- In addition to routine maintenance processes, the gas golf cart engine might sometimes require troubleshooting. Here are some tips for solving fundamental engine problems:
- For an engine that doesn’t turn over when you attempt to start it, check the gas .
- Then check the battery cables for fraying or rust. Be sure they are tightly connected.
- Check the spark plug wires for cracks, fractures, or disconnects. Remove the spark plugs and make sure that the gap is set properly. If they’re blackened or burnt, then replace them.
- Check the air filter element to be certain it’s not clogged with dust.
- Finally, check all of the gas lines coming from the gas tank and moving into the engine.

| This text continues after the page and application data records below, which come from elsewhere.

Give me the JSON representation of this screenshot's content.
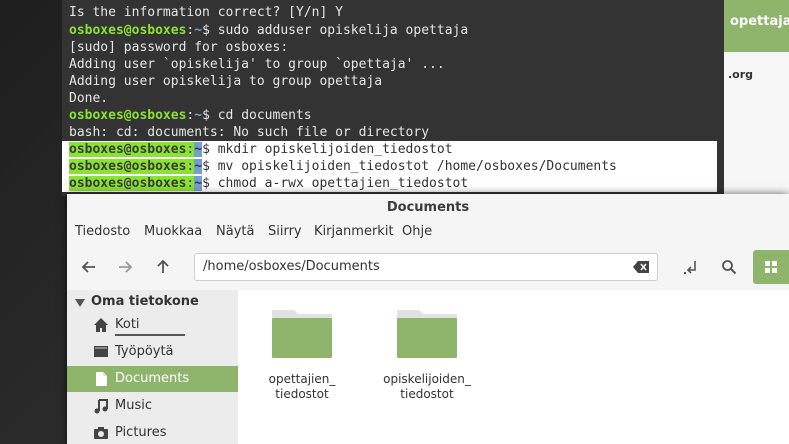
{
  "colors": {
    "accent": "#8fb56c",
    "prompt_user": "#8ae234",
    "prompt_path": "#729fcf",
    "terminal_bg": "#333333"
  },
  "background_window": {
    "heading": "opettaja",
    "link": ".org"
  },
  "terminal": {
    "lines": [
      {
        "text": "Is the information correct? [Y/n] Y"
      },
      {
        "user": "osboxes@osboxes",
        "sep": ":",
        "path": "~",
        "cmd": "$ sudo adduser opiskelija opettaja"
      },
      {
        "text": "[sudo] password for osboxes:"
      },
      {
        "text": "Adding user `opiskelija' to group `opettaja' ..."
      },
      {
        "text": "Adding user opiskelija to group opettaja"
      },
      {
        "text": "Done."
      },
      {
        "user": "osboxes@osboxes",
        "sep": ":",
        "path": "~",
        "cmd": "$ cd documents"
      },
      {
        "text": "bash: cd: documents: No such file or directory"
      },
      {
        "user": "osboxes@osboxes",
        "sep": ":",
        "path": "~",
        "cmd": "$ mkdir opiskelijoiden_tiedostot"
      },
      {
        "user": "osboxes@osboxes",
        "sep": ":",
        "path": "~",
        "cmd": "$ mv opiskelijoiden_tiedostot /home/osboxes/Documents"
      },
      {
        "user": "osboxes@osboxes",
        "sep": ":",
        "path": "~",
        "cmd": "$ chmod a-rwx opettajien_tiedostot"
      }
    ]
  },
  "file_manager": {
    "title": "Documents",
    "menu": [
      "Tiedosto",
      "Muokkaa",
      "Näytä",
      "Siirry",
      "Kirjanmerkit",
      "Ohje"
    ],
    "toolbar": {
      "back_icon": "arrow-left-icon",
      "forward_icon": "arrow-right-icon",
      "up_icon": "arrow-up-icon",
      "path": "/home/osboxes/Documents",
      "clear_icon": "clear-icon",
      "toggle_icon": "toggle-location-icon",
      "search_icon": "search-icon",
      "view_icon": "grid-view-icon"
    },
    "sidebar": {
      "heading": "Oma tietokone",
      "items": [
        {
          "label": "Koti",
          "icon": "home-icon"
        },
        {
          "label": "Työpöytä",
          "icon": "desktop-icon"
        },
        {
          "label": "Documents",
          "icon": "document-icon",
          "active": true
        },
        {
          "label": "Music",
          "icon": "music-icon"
        },
        {
          "label": "Pictures",
          "icon": "camera-icon"
        }
      ]
    },
    "folders": [
      {
        "name_line1": "opettajien_",
        "name_line2": "tiedostot"
      },
      {
        "name_line1": "opiskelijoiden_",
        "name_line2": "tiedostot"
      }
    ]
  }
}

If these lines have leaks, the motor might not be getting enough gas to keep it running. Inspect the gas filter. A clogging filter can cause the motor to operate roughly or not run in any way.
- Even though a DIY mechanic can manage preventative maintenance, servicing your golf cart yearly with a trained technician guarantees that no maintenance procedure was overlooked.
A golf cart requires routine maintenance to ensure trouble-free functionality. Whether your cart is used for golfing or as a utility vehicle or is electric or gas, after a regular maintenance schedule is quite important. It will protect against downtime and costly repairs and provide you years of dependable service. Follow the manufacturer’s recommendations for your home garage maintenance, but do not be afraid to seek advice from an expert when required.